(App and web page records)
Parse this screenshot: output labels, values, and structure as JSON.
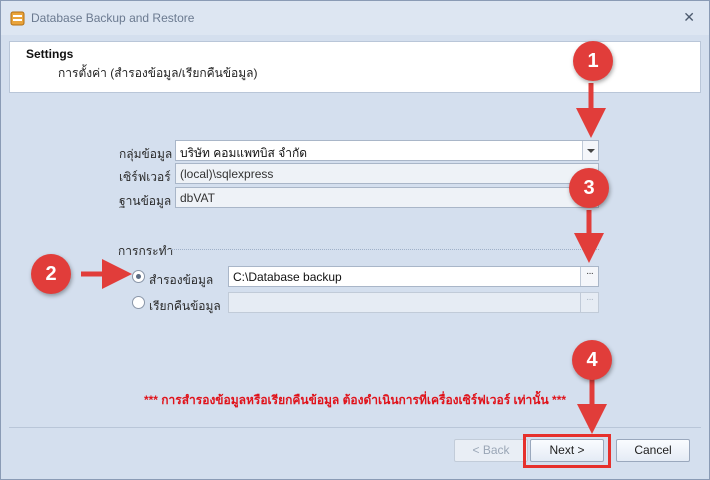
{
  "window": {
    "title": "Database Backup and Restore",
    "close_glyph": "✕"
  },
  "header": {
    "title": "Settings",
    "subtitle": "การตั้งค่า (สำรองข้อมูล/เรียกคืนข้อมูล)"
  },
  "form": {
    "group_label": "กลุ่มข้อมูล",
    "group_value": "บริษัท คอมแพทบิส จำกัด",
    "server_label": "เซิร์ฟเวอร์",
    "server_value": "(local)\\sqlexpress",
    "database_label": "ฐานข้อมูล",
    "database_value": "dbVAT"
  },
  "action": {
    "group_label": "การกระทำ",
    "backup_label": "สำรองข้อมูล",
    "backup_path": "C:\\Database backup",
    "restore_label": "เรียกคืนข้อมูล",
    "restore_path": "",
    "browse_glyph": "···",
    "selected": "backup"
  },
  "warning": "*** การสำรองข้อมูลหรือเรียกคืนข้อมูล ต้องดำเนินการที่เครื่องเซิร์ฟเวอร์ เท่านั้น ***",
  "buttons": {
    "back": "< Back",
    "next": "Next >",
    "cancel": "Cancel"
  },
  "annotations": {
    "badges": [
      "1",
      "2",
      "3",
      "4"
    ],
    "color": "#e13d3a"
  }
}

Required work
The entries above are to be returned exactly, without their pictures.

Answer to the problem
Parse this screenshot: output labels, values, and structure as JSON.
{
  "window": {
    "title": "Database Backup and Restore",
    "close_glyph": "✕"
  },
  "header": {
    "title": "Settings",
    "subtitle": "การตั้งค่า (สำรองข้อมูล/เรียกคืนข้อมูล)"
  },
  "form": {
    "group_label": "กลุ่มข้อมูล",
    "group_value": "บริษัท คอมแพทบิส จำกัด",
    "server_label": "เซิร์ฟเวอร์",
    "server_value": "(local)\\sqlexpress",
    "database_label": "ฐานข้อมูล",
    "database_value": "dbVAT"
  },
  "action": {
    "group_label": "การกระทำ",
    "backup_label": "สำรองข้อมูล",
    "backup_path": "C:\\Database backup",
    "restore_label": "เรียกคืนข้อมูล",
    "restore_path": "",
    "browse_glyph": "···",
    "selected": "backup"
  },
  "warning": "*** การสำรองข้อมูลหรือเรียกคืนข้อมูล ต้องดำเนินการที่เครื่องเซิร์ฟเวอร์ เท่านั้น ***",
  "buttons": {
    "back": "< Back",
    "next": "Next >",
    "cancel": "Cancel"
  },
  "annotations": {
    "badges": [
      "1",
      "2",
      "3",
      "4"
    ],
    "color": "#e13d3a"
  }
}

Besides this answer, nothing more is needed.